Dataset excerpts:
▼

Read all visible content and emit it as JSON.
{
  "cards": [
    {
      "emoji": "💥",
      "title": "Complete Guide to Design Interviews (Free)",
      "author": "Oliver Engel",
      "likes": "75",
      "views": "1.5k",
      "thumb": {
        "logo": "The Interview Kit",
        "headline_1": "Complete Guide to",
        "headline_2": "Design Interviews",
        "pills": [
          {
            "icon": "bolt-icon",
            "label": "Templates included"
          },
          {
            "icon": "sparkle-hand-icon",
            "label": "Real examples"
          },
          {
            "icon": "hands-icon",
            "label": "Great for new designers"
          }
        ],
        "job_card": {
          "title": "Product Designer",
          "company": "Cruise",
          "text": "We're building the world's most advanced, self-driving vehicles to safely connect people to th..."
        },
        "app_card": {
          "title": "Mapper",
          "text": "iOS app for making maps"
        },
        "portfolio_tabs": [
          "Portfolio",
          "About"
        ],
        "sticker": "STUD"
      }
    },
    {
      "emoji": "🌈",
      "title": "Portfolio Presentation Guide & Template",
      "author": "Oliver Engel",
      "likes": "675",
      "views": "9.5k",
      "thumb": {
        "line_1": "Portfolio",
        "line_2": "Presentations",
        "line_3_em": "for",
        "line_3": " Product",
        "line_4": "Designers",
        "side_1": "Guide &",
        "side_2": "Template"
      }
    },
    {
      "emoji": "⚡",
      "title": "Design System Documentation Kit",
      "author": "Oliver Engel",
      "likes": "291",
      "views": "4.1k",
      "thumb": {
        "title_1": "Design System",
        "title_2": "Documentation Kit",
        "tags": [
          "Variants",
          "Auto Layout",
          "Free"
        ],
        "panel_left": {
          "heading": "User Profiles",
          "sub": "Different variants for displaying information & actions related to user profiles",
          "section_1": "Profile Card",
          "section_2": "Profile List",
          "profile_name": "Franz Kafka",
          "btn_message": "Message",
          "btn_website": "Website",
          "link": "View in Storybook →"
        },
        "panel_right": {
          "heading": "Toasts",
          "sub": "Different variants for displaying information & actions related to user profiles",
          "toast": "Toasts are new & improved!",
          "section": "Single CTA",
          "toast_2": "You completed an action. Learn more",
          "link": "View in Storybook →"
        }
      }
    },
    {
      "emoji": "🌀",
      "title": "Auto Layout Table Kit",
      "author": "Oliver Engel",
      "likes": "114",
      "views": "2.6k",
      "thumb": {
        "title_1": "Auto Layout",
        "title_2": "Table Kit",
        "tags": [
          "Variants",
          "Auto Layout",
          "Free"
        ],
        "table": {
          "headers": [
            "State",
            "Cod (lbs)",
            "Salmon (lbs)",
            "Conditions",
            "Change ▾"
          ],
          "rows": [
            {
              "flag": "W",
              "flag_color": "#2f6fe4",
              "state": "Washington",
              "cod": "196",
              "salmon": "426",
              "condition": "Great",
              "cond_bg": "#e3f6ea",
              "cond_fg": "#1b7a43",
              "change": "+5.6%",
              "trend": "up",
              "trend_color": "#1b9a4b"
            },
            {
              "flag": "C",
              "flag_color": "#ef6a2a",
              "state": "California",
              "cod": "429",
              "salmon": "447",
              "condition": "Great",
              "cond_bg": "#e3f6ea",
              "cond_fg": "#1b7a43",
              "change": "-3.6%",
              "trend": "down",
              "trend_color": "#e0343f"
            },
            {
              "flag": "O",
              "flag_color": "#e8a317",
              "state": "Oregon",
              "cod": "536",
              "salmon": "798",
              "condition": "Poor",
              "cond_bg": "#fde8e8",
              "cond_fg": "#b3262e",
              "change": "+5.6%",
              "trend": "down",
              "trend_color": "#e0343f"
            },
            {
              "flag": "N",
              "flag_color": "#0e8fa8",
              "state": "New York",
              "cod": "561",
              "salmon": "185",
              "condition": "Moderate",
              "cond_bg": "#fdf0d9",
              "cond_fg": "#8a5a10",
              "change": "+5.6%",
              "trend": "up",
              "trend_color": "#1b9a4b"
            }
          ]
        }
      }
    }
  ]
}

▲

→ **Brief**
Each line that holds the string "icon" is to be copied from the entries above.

→ **Answer for the task**
            "icon": "bolt-icon",
            "icon": "sparkle-hand-icon",
            "icon": "hands-icon",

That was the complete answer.